|5.||Balon R. Mood, anxiety, and physical illness: Body and mind, or mind and body? Depress Anxiety 2006;23:377-87. |
|6.||Prakash O, Rao TS. Sexuality research in India. Indian J Psychiatry 2010;52(Suppl 1):S260-3. |
|7.||Zimmerman M, Mattia JI. A self-report scale to help make psychiatric diagnoses: The psychiatric diagnostic screening questionnaire. Arch Gen Psychiatry 2001;58:787-94. |
|8.||American Psychiatric Association. Diagnostic and Statistical Manual of Mental Disorders. 4 th ed. Washington, DC: American Psychiatric Association; 1994. p. 493-522. |
|9.||Hamilton M. A Rating scale for Depression. J Neurol Neurosug 1960:23:56-61. |
|10.||McGahuey CA, Gelemberg AJ, Laukes CA, Moreno FA, Delgado PI, McKnight KM, et al. The Arizona Sexual Experience Scale (ASEX): Reliability and validity. J Sex Marital Ther 2000;26:25-40. |
|11.||Endicott J, Nee J, Harrison W, Blumenthal R. Quality of Life Enjoyment and Satisfaction Questionnaire: A new measure. Psychopharmacol Bull 1993;29:321-6. |
|12.||Casper RC, Redmond E, Katz MM, Schaffer CB, Davis JM, Koslow SH. Somatic symptoms in primary affective disorders: Presence and relationship to the classification of depression. Arch Gen Psychiatry 1985;42:1098-104. |
|13.||Kendurkar A, Kaur B. Major depressive disorder, obsessive-compulsive disorder, and generalized anxiety disorder: Do the sexual dysfunctions differ? Prim Care Companion J Clin Psychiatry 2008;19:299-305. |
|14.||Angst J. Sexual problems in healthy and depressed patients. Int Clin Psychopharmacol 1998;13(Suppl 6):S1-3. |
|15.||Kennedy SH, Dickens SE, Eisfeld BS, Bagby RM. Sexual dysfunction before antidepressant therapy in major depression. J Affect Disord 1999;56:201-8. |
|16.||Cyranowski JM, Bromberger J, Youk A, Matthews K, Kravitz DO, Powell LH. Lifetime depression history and sexual function in women at midlife. Arch Sex Behav 2004;33:539-48. |

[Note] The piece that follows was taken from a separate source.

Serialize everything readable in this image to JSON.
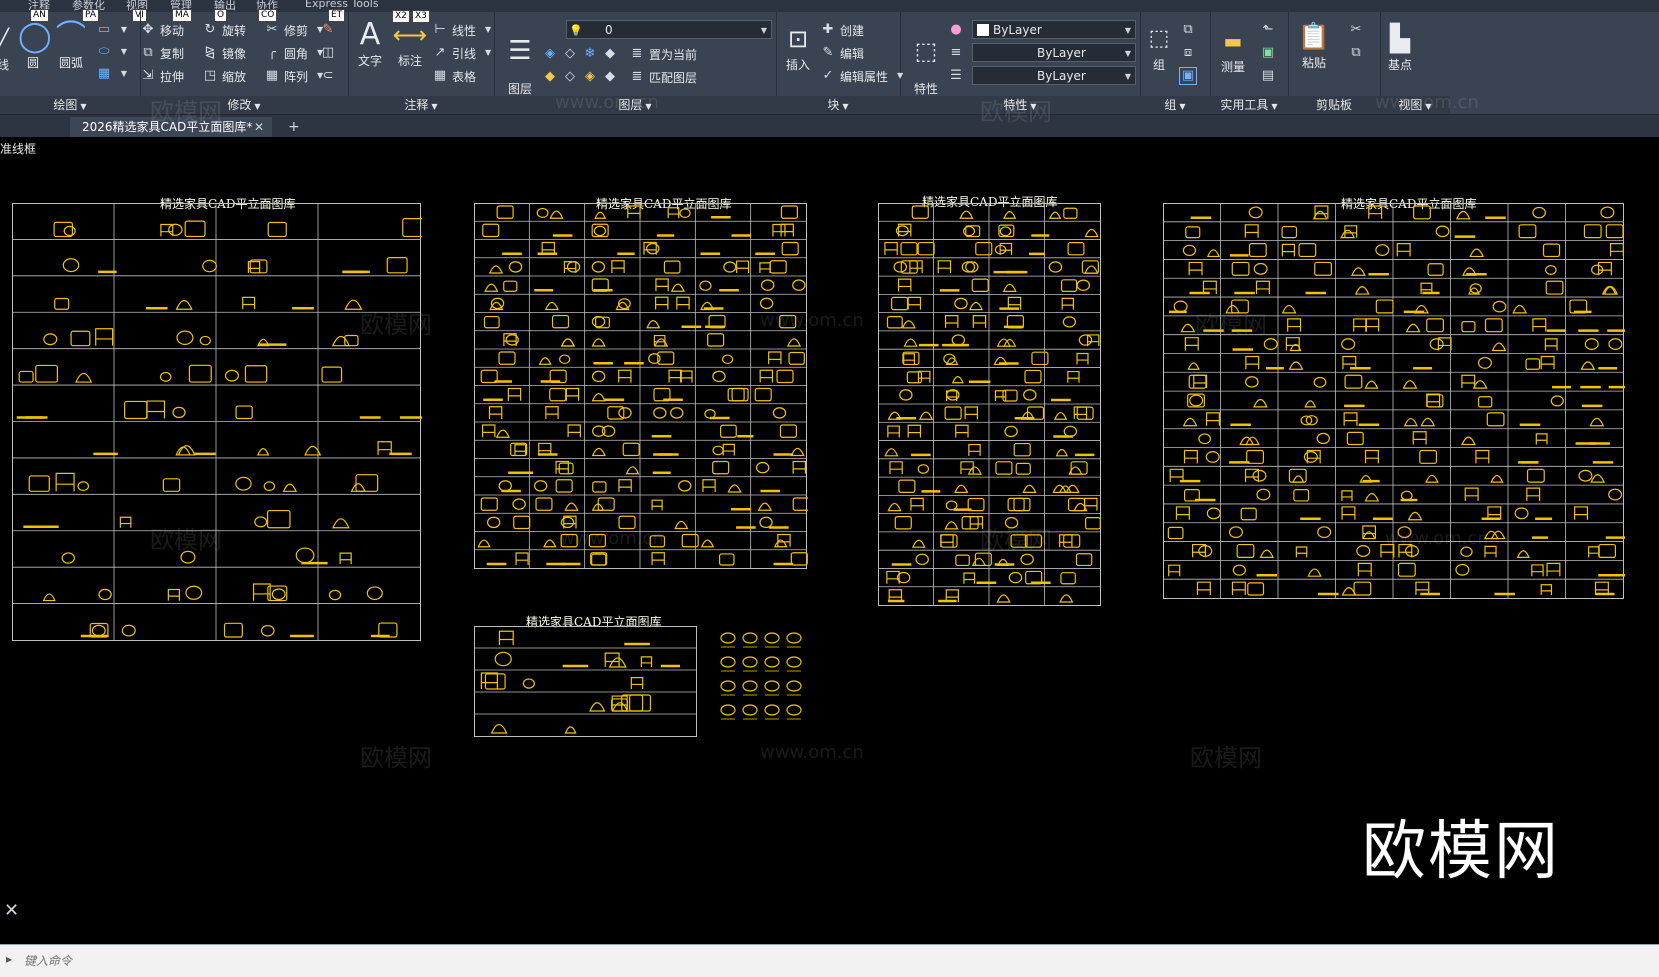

|17.||Nicolosi A, Moreira Jr ED, Villa M, Glasser D. A population study of the association between sexual function, sexual satisfaction and depressive symptoms in men. J Affect Disord 2004;82:235-43. |
|18.||Kessler RC, Zhao S, Blazer DG, Swartz M. Prevalence, correlates, and course of minor depression and major depression in the National Comorbidity Survey. J Affect Disord 1997;45:19-30. |
|19.||Wincze JP, Carey MP. Sexual dysfunction: A guide for assessment and treatment. 2 nd ed. New York: The Guilford Press; 2001. |
|20.||Weiner DN, Rosen RC. Sexual dysfunctions and disorders. In: Millon T, Blaney PH, Davis RD, editors. Oxford Textbook of Psychopathology. New York: Oxford University Press; 1999. p. 410-43. |
|21.||Werneke U, Northey S, Bhugra D. Antidepressants and sexual dysfunction. Acta Psychiatr Scand 2006;114:384-97. |
[Figure 1], [Figure 2], [Figure 3], [Figure 4]
[Table 1], [Table 2], [Table 3]